Copy every line in the records below that contains the word "Buyer".

### RECORDS TO PROCESS
+++++
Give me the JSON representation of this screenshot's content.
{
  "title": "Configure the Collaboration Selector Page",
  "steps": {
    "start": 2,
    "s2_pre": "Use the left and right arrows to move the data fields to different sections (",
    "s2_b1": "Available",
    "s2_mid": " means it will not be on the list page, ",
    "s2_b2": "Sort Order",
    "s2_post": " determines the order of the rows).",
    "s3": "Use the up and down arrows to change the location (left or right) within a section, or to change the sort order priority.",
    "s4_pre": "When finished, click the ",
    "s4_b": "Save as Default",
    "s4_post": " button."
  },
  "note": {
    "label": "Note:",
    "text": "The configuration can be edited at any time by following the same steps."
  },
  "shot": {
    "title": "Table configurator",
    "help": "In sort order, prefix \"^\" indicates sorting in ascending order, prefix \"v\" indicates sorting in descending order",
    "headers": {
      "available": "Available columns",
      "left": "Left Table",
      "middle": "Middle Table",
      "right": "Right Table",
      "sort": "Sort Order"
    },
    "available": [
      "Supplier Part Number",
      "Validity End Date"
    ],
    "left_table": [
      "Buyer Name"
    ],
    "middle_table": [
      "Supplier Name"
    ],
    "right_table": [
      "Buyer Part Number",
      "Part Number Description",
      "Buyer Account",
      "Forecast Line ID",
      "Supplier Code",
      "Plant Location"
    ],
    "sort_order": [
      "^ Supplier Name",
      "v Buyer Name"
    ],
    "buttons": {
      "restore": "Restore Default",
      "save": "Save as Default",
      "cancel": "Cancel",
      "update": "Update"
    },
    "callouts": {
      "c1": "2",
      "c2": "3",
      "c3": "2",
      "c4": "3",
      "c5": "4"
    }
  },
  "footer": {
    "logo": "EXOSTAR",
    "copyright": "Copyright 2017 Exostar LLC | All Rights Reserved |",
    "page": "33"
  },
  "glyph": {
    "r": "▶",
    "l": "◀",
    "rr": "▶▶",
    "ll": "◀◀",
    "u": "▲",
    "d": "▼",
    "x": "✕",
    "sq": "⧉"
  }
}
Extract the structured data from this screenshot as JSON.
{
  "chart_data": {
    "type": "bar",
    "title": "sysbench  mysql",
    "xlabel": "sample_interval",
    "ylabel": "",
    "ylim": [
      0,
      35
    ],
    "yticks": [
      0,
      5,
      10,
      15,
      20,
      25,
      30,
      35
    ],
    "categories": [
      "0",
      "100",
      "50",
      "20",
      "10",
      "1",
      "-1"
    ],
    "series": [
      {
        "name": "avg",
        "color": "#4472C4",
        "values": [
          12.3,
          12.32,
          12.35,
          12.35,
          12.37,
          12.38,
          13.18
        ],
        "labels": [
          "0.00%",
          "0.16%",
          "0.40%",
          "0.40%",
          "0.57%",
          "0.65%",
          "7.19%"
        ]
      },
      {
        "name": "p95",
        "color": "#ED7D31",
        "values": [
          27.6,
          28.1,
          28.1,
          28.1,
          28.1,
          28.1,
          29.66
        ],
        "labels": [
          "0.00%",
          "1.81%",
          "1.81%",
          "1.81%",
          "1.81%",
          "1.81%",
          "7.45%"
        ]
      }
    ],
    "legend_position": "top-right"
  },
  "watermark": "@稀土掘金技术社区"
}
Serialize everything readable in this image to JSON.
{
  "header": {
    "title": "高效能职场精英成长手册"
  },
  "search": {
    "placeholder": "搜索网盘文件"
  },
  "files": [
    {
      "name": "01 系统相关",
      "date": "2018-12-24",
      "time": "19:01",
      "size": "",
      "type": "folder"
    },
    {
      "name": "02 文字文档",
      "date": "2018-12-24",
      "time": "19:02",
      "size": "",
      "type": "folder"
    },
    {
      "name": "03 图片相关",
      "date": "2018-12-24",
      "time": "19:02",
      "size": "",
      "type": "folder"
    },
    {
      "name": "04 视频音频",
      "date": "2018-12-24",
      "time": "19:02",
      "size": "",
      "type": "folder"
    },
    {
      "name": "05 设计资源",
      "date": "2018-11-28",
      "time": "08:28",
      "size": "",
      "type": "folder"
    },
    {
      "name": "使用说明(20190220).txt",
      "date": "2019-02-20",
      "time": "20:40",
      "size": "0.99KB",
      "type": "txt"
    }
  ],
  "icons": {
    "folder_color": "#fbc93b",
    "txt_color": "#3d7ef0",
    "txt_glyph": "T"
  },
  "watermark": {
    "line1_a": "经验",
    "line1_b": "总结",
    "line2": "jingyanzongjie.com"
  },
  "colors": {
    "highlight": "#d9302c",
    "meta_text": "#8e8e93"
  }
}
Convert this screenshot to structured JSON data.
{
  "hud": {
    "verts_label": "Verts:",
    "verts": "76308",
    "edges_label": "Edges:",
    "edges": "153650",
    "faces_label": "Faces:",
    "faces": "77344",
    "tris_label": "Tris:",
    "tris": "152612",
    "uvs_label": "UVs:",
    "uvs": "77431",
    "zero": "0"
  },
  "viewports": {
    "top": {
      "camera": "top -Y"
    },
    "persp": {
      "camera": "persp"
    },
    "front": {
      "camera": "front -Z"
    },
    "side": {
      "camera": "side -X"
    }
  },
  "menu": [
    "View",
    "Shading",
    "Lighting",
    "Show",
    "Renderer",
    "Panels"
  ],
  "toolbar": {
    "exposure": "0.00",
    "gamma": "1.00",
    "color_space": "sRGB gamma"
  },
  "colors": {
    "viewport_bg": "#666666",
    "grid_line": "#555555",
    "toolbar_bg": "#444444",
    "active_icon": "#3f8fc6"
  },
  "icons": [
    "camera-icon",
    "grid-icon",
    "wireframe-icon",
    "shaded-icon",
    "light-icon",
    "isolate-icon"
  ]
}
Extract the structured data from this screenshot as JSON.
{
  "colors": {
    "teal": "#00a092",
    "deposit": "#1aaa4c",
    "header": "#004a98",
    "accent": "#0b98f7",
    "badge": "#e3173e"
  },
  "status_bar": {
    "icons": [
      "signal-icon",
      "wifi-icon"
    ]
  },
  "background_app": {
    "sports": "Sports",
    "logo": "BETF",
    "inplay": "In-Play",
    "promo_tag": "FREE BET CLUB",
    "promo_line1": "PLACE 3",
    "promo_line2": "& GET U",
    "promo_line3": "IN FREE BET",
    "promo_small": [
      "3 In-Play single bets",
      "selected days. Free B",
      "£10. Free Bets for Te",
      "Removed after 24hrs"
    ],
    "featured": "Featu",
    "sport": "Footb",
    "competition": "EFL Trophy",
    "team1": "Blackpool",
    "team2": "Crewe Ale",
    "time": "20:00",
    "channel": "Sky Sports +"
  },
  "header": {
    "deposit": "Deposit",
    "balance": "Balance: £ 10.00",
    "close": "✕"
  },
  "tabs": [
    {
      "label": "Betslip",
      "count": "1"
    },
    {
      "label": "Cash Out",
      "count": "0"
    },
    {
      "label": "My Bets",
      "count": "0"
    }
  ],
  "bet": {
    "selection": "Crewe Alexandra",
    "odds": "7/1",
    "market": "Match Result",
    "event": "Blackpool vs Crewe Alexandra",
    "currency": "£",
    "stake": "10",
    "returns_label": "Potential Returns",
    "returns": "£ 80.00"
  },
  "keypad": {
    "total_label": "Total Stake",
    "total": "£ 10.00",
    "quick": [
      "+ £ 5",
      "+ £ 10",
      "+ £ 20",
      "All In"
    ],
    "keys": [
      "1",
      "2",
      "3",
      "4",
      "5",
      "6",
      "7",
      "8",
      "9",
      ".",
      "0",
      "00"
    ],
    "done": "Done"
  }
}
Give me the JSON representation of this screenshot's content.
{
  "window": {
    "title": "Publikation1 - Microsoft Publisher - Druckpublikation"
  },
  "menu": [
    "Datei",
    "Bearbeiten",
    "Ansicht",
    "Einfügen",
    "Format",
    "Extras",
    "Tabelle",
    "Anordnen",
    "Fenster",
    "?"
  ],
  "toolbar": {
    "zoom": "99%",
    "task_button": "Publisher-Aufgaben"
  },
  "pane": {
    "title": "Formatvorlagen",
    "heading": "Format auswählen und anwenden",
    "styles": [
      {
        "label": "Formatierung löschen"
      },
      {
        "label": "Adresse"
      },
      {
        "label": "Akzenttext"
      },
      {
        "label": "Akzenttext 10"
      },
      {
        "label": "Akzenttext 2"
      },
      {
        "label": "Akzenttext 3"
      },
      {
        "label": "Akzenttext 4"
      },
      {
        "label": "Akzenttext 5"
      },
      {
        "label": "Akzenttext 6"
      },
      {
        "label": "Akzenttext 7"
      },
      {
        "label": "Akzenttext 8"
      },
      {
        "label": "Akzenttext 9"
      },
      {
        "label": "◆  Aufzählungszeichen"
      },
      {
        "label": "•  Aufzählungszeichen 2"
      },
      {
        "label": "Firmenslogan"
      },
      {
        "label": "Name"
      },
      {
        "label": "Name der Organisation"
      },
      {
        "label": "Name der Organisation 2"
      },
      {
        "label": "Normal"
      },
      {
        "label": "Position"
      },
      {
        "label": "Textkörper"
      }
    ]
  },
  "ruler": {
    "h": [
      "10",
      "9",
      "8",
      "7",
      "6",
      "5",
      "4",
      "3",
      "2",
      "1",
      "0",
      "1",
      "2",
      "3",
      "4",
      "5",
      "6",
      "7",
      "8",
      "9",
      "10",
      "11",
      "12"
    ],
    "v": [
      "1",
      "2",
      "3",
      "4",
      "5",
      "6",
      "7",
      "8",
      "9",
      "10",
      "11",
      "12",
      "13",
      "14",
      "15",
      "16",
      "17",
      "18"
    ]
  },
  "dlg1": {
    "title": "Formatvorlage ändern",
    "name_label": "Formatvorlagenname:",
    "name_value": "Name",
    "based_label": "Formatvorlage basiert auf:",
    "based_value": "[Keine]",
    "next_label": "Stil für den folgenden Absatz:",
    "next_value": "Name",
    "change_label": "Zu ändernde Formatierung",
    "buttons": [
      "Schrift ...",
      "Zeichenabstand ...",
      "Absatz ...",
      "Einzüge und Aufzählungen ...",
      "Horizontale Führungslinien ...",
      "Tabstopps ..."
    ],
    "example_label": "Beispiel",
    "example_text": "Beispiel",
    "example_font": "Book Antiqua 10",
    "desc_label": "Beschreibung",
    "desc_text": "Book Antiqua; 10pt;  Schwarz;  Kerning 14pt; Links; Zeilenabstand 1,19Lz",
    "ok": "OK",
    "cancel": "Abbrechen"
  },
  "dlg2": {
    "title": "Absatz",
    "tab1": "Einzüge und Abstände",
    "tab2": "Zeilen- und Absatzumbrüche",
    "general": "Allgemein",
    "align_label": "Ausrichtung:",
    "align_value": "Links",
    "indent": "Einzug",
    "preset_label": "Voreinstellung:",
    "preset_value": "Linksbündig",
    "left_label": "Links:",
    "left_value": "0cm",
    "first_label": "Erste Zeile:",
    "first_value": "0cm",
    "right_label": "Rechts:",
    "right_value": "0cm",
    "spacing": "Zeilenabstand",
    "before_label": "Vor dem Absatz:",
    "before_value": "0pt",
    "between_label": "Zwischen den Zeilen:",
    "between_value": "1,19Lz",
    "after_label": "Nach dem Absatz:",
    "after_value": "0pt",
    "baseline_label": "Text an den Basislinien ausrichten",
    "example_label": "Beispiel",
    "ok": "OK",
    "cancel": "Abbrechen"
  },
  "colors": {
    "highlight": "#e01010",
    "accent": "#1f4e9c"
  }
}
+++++
### EXERCISE OUTPUT
      "Buyer Name"
      "Buyer Part Number",
      "Buyer Account",
      "v Buyer Name"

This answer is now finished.